What’s going on out in the marketplace? More than any time since the launch of Light-Sport Aircraft in 2004, I have not observed such a frenzy of activity for a particular niche, this time for LSA seaplanes. Next season, in 2013, we could see no less than nine entries — three brand new — and that count does not include any LSA equipped with floats, possibly adding several more. Yet some major potholes appear in the runway…or perhaps that should be waves sloshing over the bow.
Honestly, I didn’t expect much LSA news at AOPA’s Aviation Summit in Palm Springs. Despite several LSA on display, including Kitfox, Evektor, Flight Design, Arion, Jabiru, SportCruiser, Skycatcher, and CubCrafters, the AOPA event is not a common place for LSA announcements. Certainly I didn’t expect the world’s largest supplier of kit aircraft to offer a fully built Special LSA.
At Summit, Van’s officials unveiled a new program to build completed, fly-away RV-12s. The Aurora, Ore.-based company detailed a working agreement with Synergy Air to manufacture the airplanes in the U.S.A. Synergy Air is a well-established company providing instructional seminars, videos, and builder assistance to complete kit airplanes, located at the airport in Eugene, Ore.
Tecnam North America will launch the new P92 Echo Classic Light priced at $74,999 through the end of 2012.
Soon, it passes. I don’t refer to the move from summer’s heat to the cold days of winter, but rather to the merciful end to the political season that cannot come too soon for many aviators. Of course, we worry about how various moves by the government may influence our flying, both in costs and in privileges. Yet, the onslaught of ads and constant yammering of the political class tends to distract us from what we really love — flying our airplanes above this beautiful country in relative freedom.
Regretfully it won’t end on election day. That’s because another, even larger battle looms soon afterward. [Read more…]

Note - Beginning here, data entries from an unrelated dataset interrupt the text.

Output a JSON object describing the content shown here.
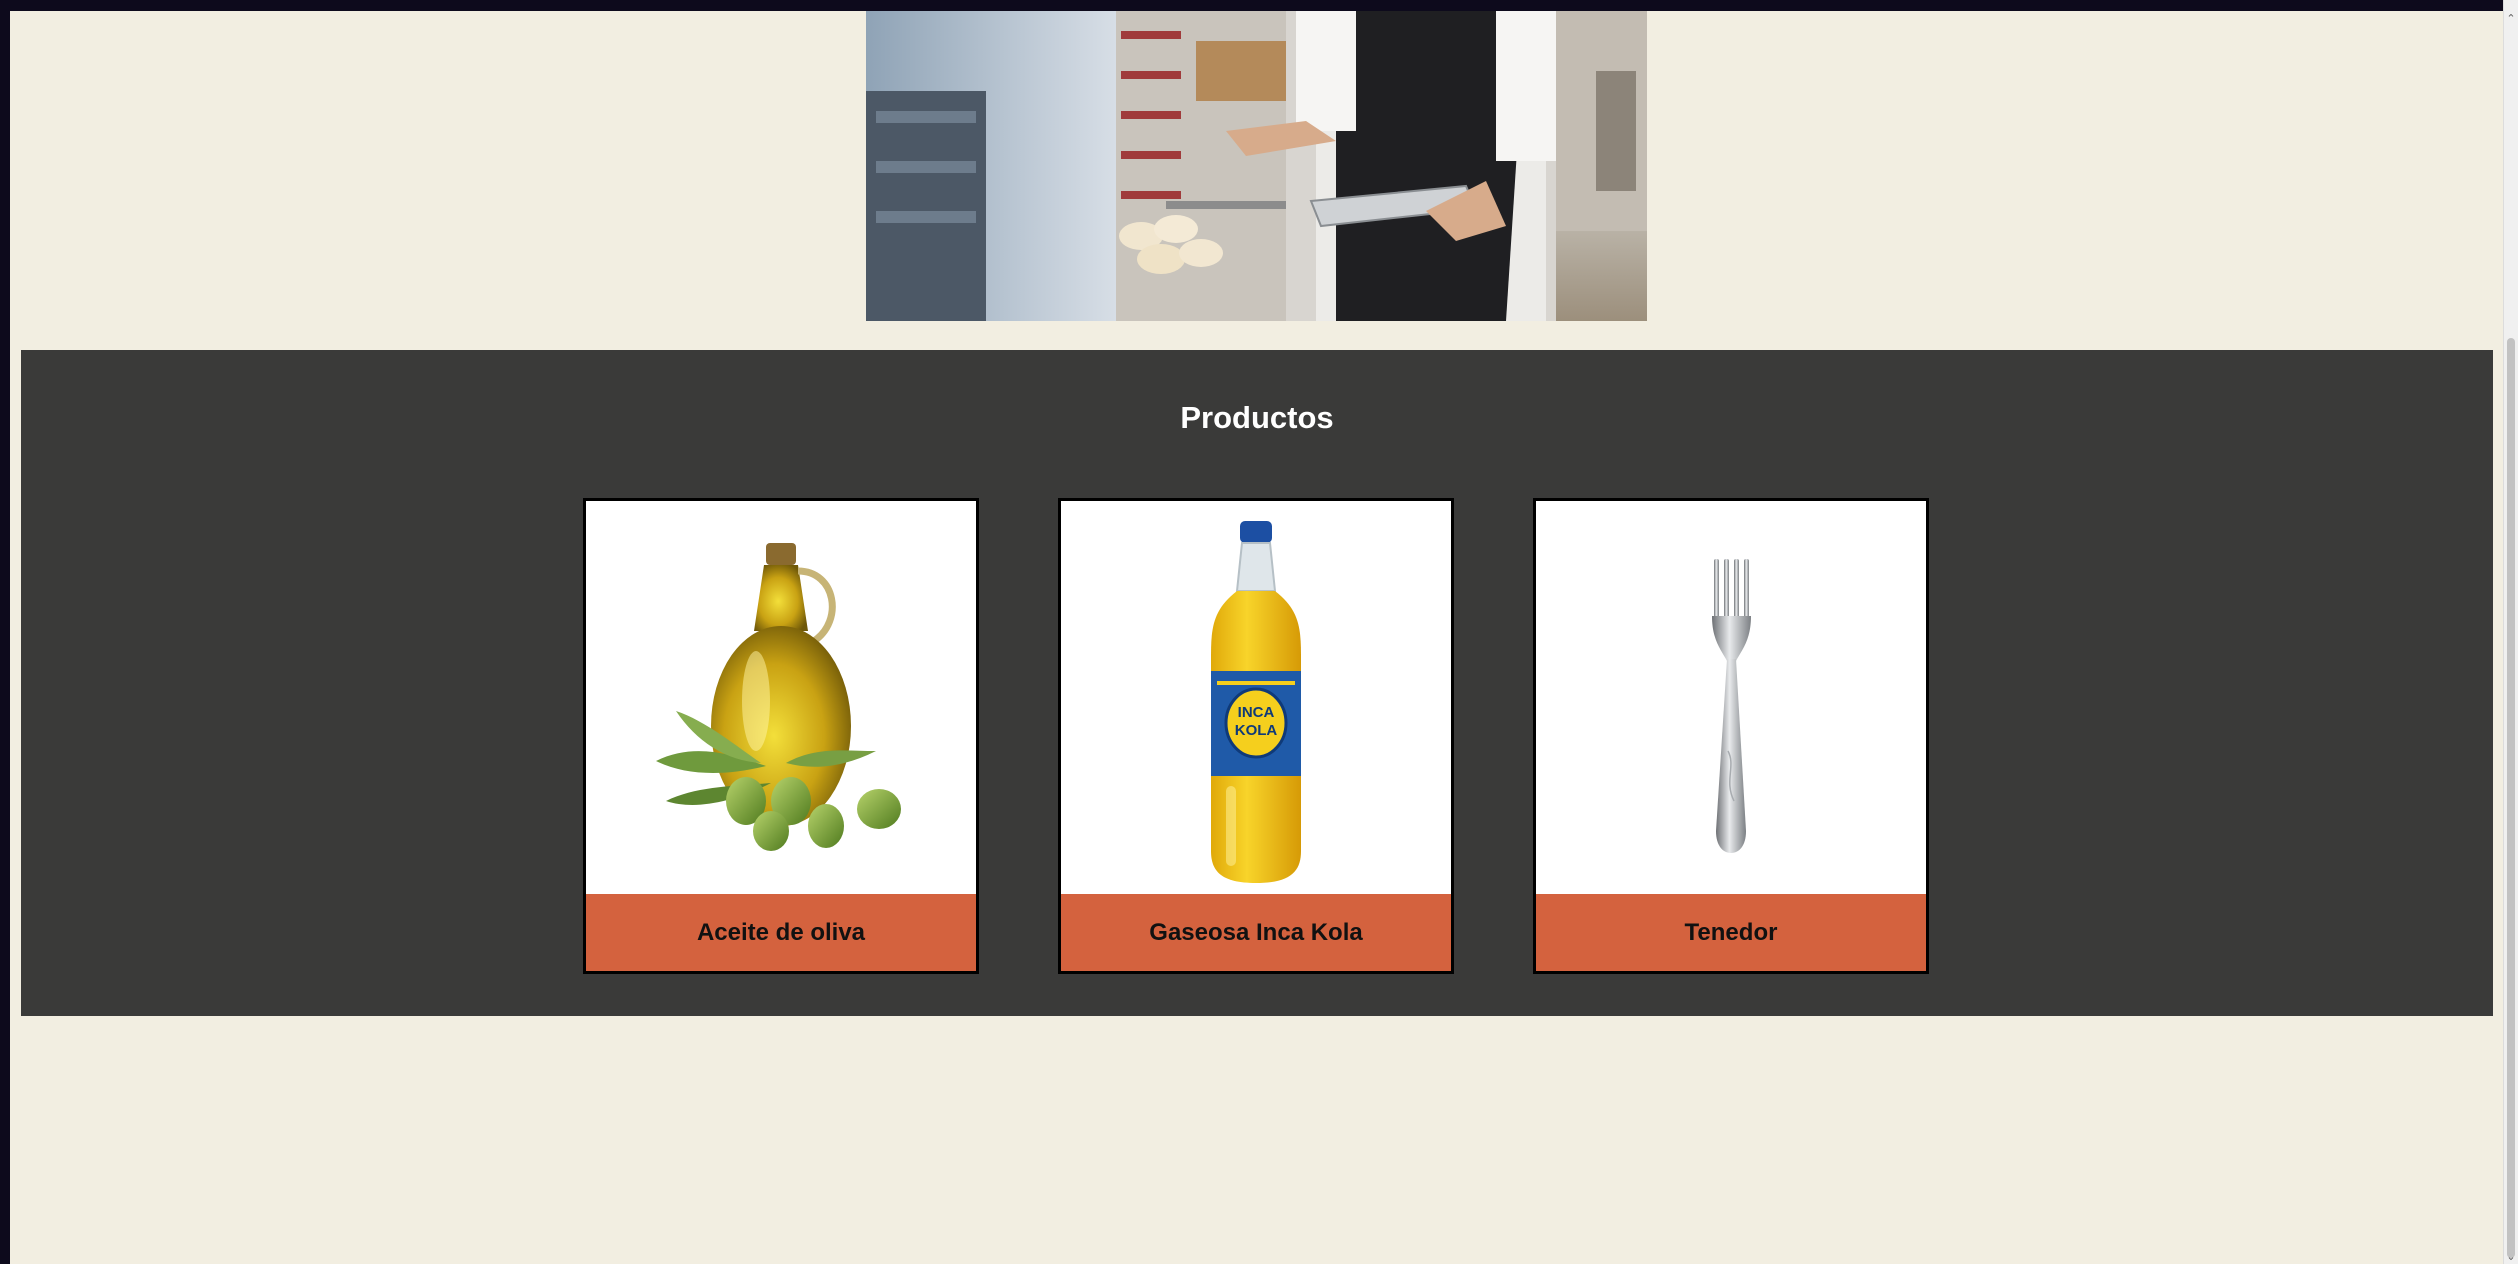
{
  "hero": {
    "alt": "Empleado de panadería con tablet"
  },
  "products_section": {
    "title": "Productos",
    "items": [
      {
        "name": "Aceite de oliva",
        "icon": "olive-oil-image"
      },
      {
        "name": "Gaseosa Inca Kola",
        "icon": "inca-kola-bottle-image",
        "bottle_text": [
          "INCA",
          "KOLA"
        ]
      },
      {
        "name": "Tenedor",
        "icon": "fork-image"
      }
    ]
  },
  "colors": {
    "page_bg": "#f2eee1",
    "section_bg": "#3a3a39",
    "label_bg": "#d4623e",
    "title_color": "#ffffff"
  },
  "scrollbar": {
    "up_arrow": "⌃",
    "down_arrow": "⌄"
  }
}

I recently attended an ASTM meeting. This is for the standards that are used to “certify” Light-Sport Aircraft. Yes, it’s pretty dry stuff but it is the way such a staggering development of 128 new models of LSA has been possible in just seven years, an accomplishment not replicated anywhere in aviation, worldwide, since airplanes first flew. That would not be possible when using government certification systems.
So successful has it been that the FAA is now moving with surprising swiftness toward a similar system for Part 23 or regularly Type Certified aircraft, such as Cessnas and Cirruses.
Van’s Aircraft has launched a new program to build completed, fly-away, RV-12s. Van’s has inked a working agreement with Synergy Air of Eugene, Ore., to manufacture the airplanes in the U.S.A.
SEBRING, Fla. — The 9th annual U.S. Sport Aviation Expo will kick off on Jan. 17-20 at the Sebring Regional Airport with several changes, including twilight air shows by Team RV on Friday and Saturday evenings.
Anticipation is always high for the latest market share information and I am happy to provide an update, thanks to my European associate Jan Fridrich who does the hard work of sifting through FAA’s database. I remind you that his efforts are not merely tallying whatever FAA publishes. In fairness, Jan has to evaluate many pieces of information and judge accuracy of the entries.
This isn’t because FAA’s registrars are bumbling fools who cannot enter data accurately. The challenges come from the sheer number of brands (90) and models (127) over a mere seven years…unprecedented in aviation history. To that add the variations of Experimental Amateur Built (EAB), Special Light-Sport Aircraft (SLSA), Experimental Light-Sport Aircraft kits (ELSA), and converted two-place ultralights to LSA status.
LSA America, which produces the Allegro Light-Sport Aircraft, has broken ground on a new 16,000-square-foot manufacturing facility at Halifax-Northampton Regional Airport (IXA) in North Carolina. According to a report at RRSpin.com, the company expects to make the move from its current location in Littleton in May.